Astronauts Conduct First Space Walk Outside Chinese Space Station
The numerous celebrations for the 100th anniversary of the founding of the Chinese Communist Party have highlighted, and understandably so, the tremendous progress China has
achieved over the decades in multiple areas. President Xi Jinping has personally stressed that the Chinese people will never again allow “outside forces” to oppress them, or stop their development.
Certainly, one of the country’s most impressive achievements has been in space exploration. In fact, a new feat of its space program was timed to coincide with the height of the celebrations. Indeed, on July 3, two of the three Chinese astronauts stationed in the Tianhe space module, Liu Boming and Tang Hongbo, ventured outside to conduct the first extravehicular activity of their current mission. The three-man team is up there to prepare for the operations of the space station which will be completed with the addition of two other modules, one which will provide the living quarters for the astronauts while the other will house the scientific laboratory. The station is also equipped with a robotic arm which will be instrumental in the construction and the operation of the station.
Liu, who went out of the core module at around 8:26 a.m. Beijing time, attached a foot restraint and platform to the end of the station’s 33-foot-long (10-meter) robotic arm and then mounted the arm himself. Tang started his spacewalk at around 11:02 a.m. Beijing time.
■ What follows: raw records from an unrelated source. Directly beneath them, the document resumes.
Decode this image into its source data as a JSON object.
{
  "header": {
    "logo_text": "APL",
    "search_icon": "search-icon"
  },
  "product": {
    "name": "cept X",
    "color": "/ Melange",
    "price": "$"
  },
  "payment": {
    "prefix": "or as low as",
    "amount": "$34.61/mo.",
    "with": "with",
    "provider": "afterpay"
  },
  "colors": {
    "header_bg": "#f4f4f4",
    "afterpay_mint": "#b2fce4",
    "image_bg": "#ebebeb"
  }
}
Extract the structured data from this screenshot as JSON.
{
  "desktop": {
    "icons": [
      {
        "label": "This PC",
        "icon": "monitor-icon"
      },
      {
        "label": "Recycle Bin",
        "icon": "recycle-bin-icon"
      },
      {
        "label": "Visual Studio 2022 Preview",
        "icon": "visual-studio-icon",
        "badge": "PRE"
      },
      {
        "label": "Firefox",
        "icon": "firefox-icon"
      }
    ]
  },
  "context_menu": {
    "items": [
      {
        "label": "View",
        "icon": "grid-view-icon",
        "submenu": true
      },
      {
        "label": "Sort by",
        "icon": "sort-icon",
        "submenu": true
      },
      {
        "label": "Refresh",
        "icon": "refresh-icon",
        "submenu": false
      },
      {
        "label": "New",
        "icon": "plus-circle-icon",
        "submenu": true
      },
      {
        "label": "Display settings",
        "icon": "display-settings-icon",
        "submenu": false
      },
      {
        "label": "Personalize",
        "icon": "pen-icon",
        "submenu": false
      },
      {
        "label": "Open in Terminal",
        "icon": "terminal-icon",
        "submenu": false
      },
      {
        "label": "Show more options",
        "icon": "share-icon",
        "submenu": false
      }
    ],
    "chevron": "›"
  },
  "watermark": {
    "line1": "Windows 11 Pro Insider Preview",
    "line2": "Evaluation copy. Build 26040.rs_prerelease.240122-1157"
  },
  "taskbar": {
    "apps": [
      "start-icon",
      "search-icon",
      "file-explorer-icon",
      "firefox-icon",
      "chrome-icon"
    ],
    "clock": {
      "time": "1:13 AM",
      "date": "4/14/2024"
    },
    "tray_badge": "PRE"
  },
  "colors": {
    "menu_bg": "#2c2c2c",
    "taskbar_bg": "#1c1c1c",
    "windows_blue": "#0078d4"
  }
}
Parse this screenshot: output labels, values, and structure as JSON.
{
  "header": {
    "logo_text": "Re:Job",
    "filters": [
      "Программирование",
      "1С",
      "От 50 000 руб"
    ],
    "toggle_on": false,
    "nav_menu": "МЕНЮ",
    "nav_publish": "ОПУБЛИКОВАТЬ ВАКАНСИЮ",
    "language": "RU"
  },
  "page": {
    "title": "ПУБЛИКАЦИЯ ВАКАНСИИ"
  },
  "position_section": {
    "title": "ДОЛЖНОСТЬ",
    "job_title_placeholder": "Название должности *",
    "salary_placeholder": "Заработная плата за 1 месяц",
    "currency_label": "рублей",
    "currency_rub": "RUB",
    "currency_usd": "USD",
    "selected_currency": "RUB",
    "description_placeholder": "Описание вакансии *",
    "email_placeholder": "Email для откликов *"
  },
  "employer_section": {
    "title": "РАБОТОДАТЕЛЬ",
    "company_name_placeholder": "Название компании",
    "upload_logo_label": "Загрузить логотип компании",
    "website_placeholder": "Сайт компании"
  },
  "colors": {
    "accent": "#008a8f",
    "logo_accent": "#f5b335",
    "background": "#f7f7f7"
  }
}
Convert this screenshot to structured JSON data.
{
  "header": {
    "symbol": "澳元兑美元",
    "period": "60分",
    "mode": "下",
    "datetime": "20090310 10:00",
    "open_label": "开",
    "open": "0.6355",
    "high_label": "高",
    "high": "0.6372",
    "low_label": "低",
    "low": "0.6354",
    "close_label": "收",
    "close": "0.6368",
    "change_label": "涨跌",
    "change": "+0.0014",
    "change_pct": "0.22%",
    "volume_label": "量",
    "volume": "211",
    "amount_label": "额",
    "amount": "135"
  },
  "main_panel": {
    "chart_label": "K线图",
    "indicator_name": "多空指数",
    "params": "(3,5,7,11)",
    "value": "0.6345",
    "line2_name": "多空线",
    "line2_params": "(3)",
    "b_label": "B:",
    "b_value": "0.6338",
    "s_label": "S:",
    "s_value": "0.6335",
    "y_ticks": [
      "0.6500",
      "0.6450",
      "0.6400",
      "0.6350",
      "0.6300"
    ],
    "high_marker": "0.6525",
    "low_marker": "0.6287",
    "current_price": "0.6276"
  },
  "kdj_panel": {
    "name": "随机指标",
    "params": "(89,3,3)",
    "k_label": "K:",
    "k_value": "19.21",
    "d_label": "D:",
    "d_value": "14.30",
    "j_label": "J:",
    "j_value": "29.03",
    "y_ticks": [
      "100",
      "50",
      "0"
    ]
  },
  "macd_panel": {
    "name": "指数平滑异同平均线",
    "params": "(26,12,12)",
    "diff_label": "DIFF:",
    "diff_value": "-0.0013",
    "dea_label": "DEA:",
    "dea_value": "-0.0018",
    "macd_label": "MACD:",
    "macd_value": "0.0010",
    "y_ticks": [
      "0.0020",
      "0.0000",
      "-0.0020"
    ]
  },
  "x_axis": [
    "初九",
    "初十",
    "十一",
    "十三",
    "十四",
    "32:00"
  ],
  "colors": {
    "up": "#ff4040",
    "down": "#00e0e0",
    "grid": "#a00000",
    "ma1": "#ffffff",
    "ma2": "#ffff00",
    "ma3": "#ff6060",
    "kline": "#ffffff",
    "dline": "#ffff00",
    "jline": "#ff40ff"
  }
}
Aided by the handrails mounted on the space station and tethered to the vehicle, he crawled to the operation site cooperating with Liu. At the same time, Nie Haisheng, the commander of the mission, remained inside the core module to support the pair’s operation outside, operating the robotic arm. The two also installed a lifting bracket for one of the extravehicular panoramic cameras, which was initially installed at a lower position on the robotic arm, but provided a more limited vision than that which was required. They also conducted an emergency return-tovehicle test, which will be needed if they have to return from an EVA quickly.
The Chinese Feitian spacesuits are similar to the Orlan-M spacesuits used by Russian cosmonauts. The Feitian’s helmets are equipped with cameras, broadcasting a first-person view similar to NASA’s extravehicular mobility unit (EMU) spacesuit.
The astronauts, who will remain on the space station for three months, will also configure and test the Tianhe core module’s systems, conduct science experiments and participate in video downlinks.
The Shenzhou-12 team will be followed by another team, which will remain on the station six months and complete the full construction of the space station. When completed, the Tiangong (Heavenly Palace) station will be China’s first multimodule space station. Chinese astronauts will conduct scientific experiments on it and there is an ongoing invitation for other countries’ astronauts to also work on the station. Unlike the U.S. Artemis program, they have not set any political or ideological limits on the countries that wish to participate.